Our prayers seem most passionate when we are seeking to change a tragic course of events. We’ve all experienced desperate times of prayer where our greatest hope was a changed outcome, like healing from a terminal illness, or the restoration of a broken marriage, or the return of a lost child. Sometimes the answer is a resounding, Yes!, and we call it a miracle. It is an awesome experience to witness a full-on miracle where God clearly changes the course of events. The fact that such miracles still happen keeps passion in our prayers.

But God doesn’t always change the course of events – at least not the ones we’re concerned with. Sometimes He uses our obedience in prayer to change something else.

That’s what God did with Jesus and Paul. They both pleaded with God to change course, but God’s answer was no. God was doing something else, something bigger. Faith is no easy discipline!

The repentant people of Nineveh prayed, and God’s plan changed. Did you hear that? God had already set a date and time for their destruction, but when they heard about it, they prayed and repented, and God relented. His heart was changed by their prayers!

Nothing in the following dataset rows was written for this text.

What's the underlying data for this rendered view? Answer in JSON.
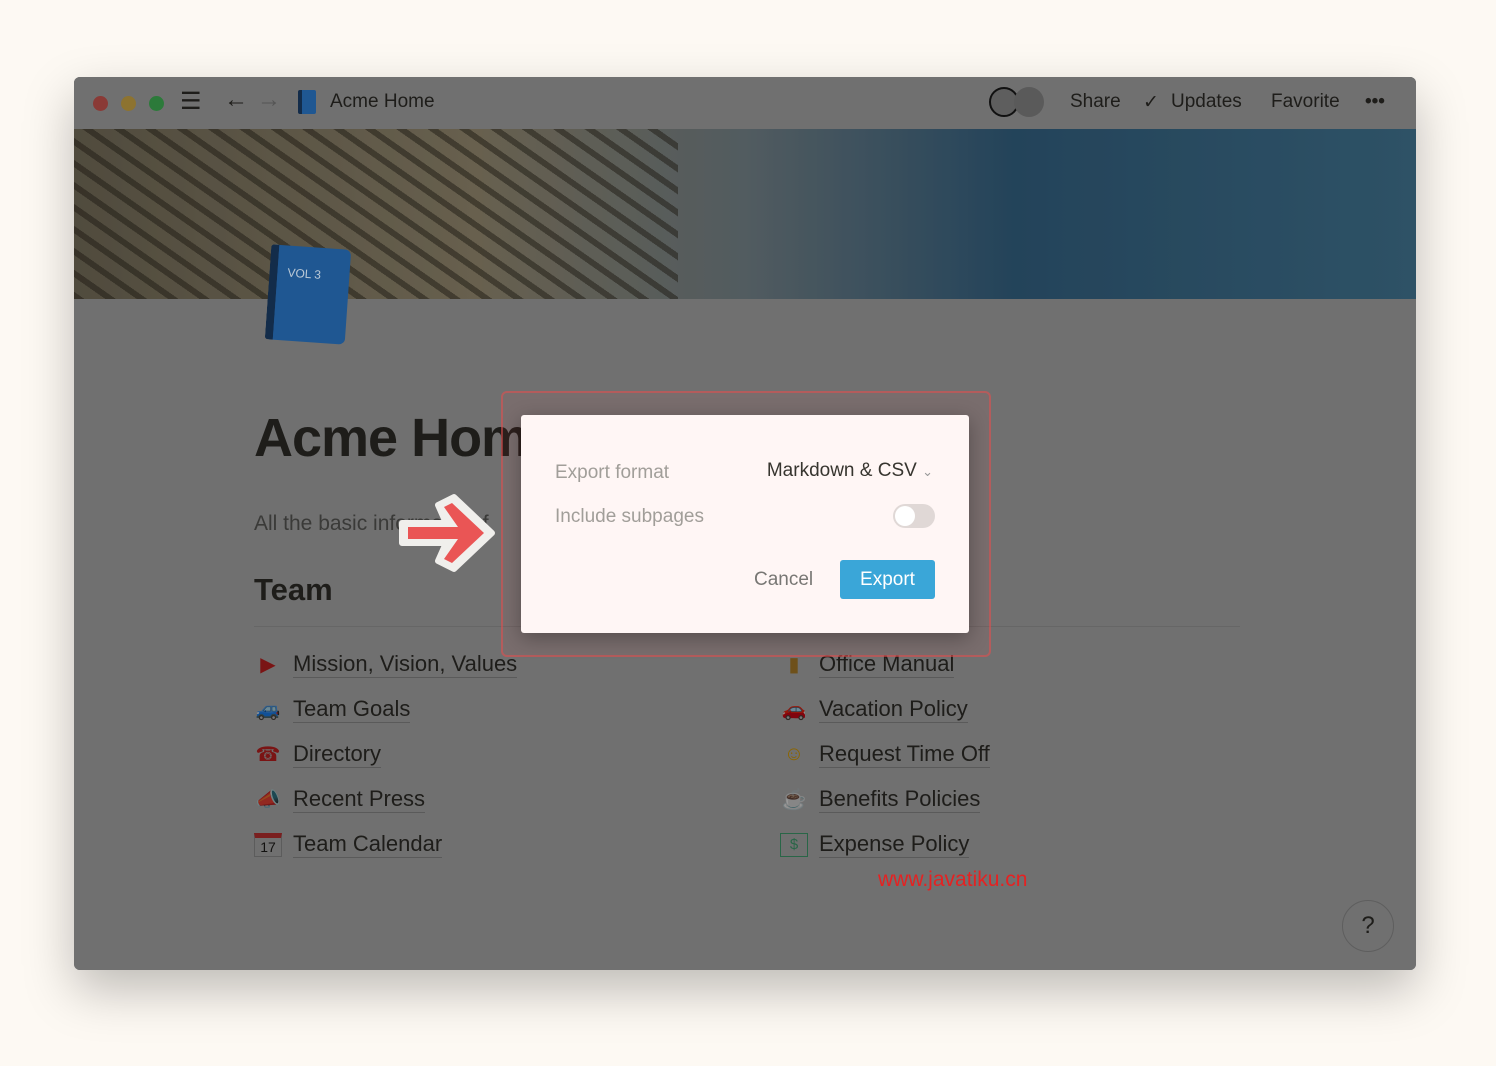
{
  "window": {
    "title": "Acme Home",
    "icon": "blue-book-icon",
    "traffic_colors": [
      "#fe5f57",
      "#febc2e",
      "#28c840"
    ]
  },
  "topbar": {
    "share": "Share",
    "updates": "Updates",
    "favorite": "Favorite",
    "more": "•••"
  },
  "page": {
    "title": "Acme Home",
    "book_label": "VOL 3",
    "subtitle": "All the basic information f",
    "section": "Team"
  },
  "links_left": [
    {
      "icon": "flag-icon",
      "glyph": "▶",
      "label": "Mission, Vision, Values"
    },
    {
      "icon": "car-icon",
      "glyph": "🚙",
      "label": "Team Goals"
    },
    {
      "icon": "telephone-icon",
      "glyph": "☎",
      "label": "Directory"
    },
    {
      "icon": "megaphone-icon",
      "glyph": "📣",
      "label": "Recent Press"
    },
    {
      "icon": "calendar-icon",
      "glyph": "17",
      "label": "Team Calendar"
    }
  ],
  "links_right": [
    {
      "icon": "ledger-icon",
      "glyph": "▮",
      "label": "Office Manual"
    },
    {
      "icon": "car-icon",
      "glyph": "🚗",
      "label": "Vacation Policy"
    },
    {
      "icon": "sleeping-face-icon",
      "glyph": "☺",
      "label": "Request Time Off"
    },
    {
      "icon": "coffee-icon",
      "glyph": "☕",
      "label": "Benefits Policies"
    },
    {
      "icon": "money-icon",
      "glyph": "$",
      "label": "Expense Policy"
    }
  ],
  "help": "?",
  "modal": {
    "format_label": "Export format",
    "format_value": "Markdown & CSV",
    "subpages_label": "Include subpages",
    "subpages_on": false,
    "cancel": "Cancel",
    "export": "Export",
    "accent": "#3aa6d8"
  },
  "watermark": "www.javatiku.cn"
}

Moses prayed, and God relented from destroying the grumbling Israelites. My friends, sometimes prayer can cause change! It is the hope of change that puts passion in our prayers. And here’s the thing, we must pray passionately about everything because we don’t know what is set in sovereignty and what is changeable. This is why Paul urges us to include every situation in our prayers:

Do not be anxious about anything, but in every situation, by prayer and petition, with thanksgiving, present your requests to God. Philippians 4:6

Most importantly, prayer changes our hearts and the course of events within our realm of control. It is impossible to go before God with a sincere heart and not be changed by prayer. There’s a lot that happens when we pray!
The Pleasure of Prayer is Peace

And the peace of God, which transcends all understanding, will guard your hearts and your minds in Christ Jesus. Philippians 4:7

Of all the pleasures we can experience in this world filled with conflict, peace may be the greatest of all. Prayer releases the Christian from worry and bitterness and guilt and fear, and — well, it’s a long list.

My friends, there is so much more to prayer than just seeking yes answers. Frankly, if getting a yes answer is the only reason you pray, then it’s time to check your motivations. Selfishness may be the reason your prayer life has cooled. See James 4. If your prayerlessness is based on not getting what you wanted, then it’s time to repent and get back on your knees in prayer. We need you in the battle!

“The greatest thing anyone can do for God and man is pray. It is not the only thing, but it is the chief thing. The great people of the earth today are the people who pray. I do not mean those who talk about prayer; not those who can explain about prayer; but I mean those people who take time and pray” S.D. Gordon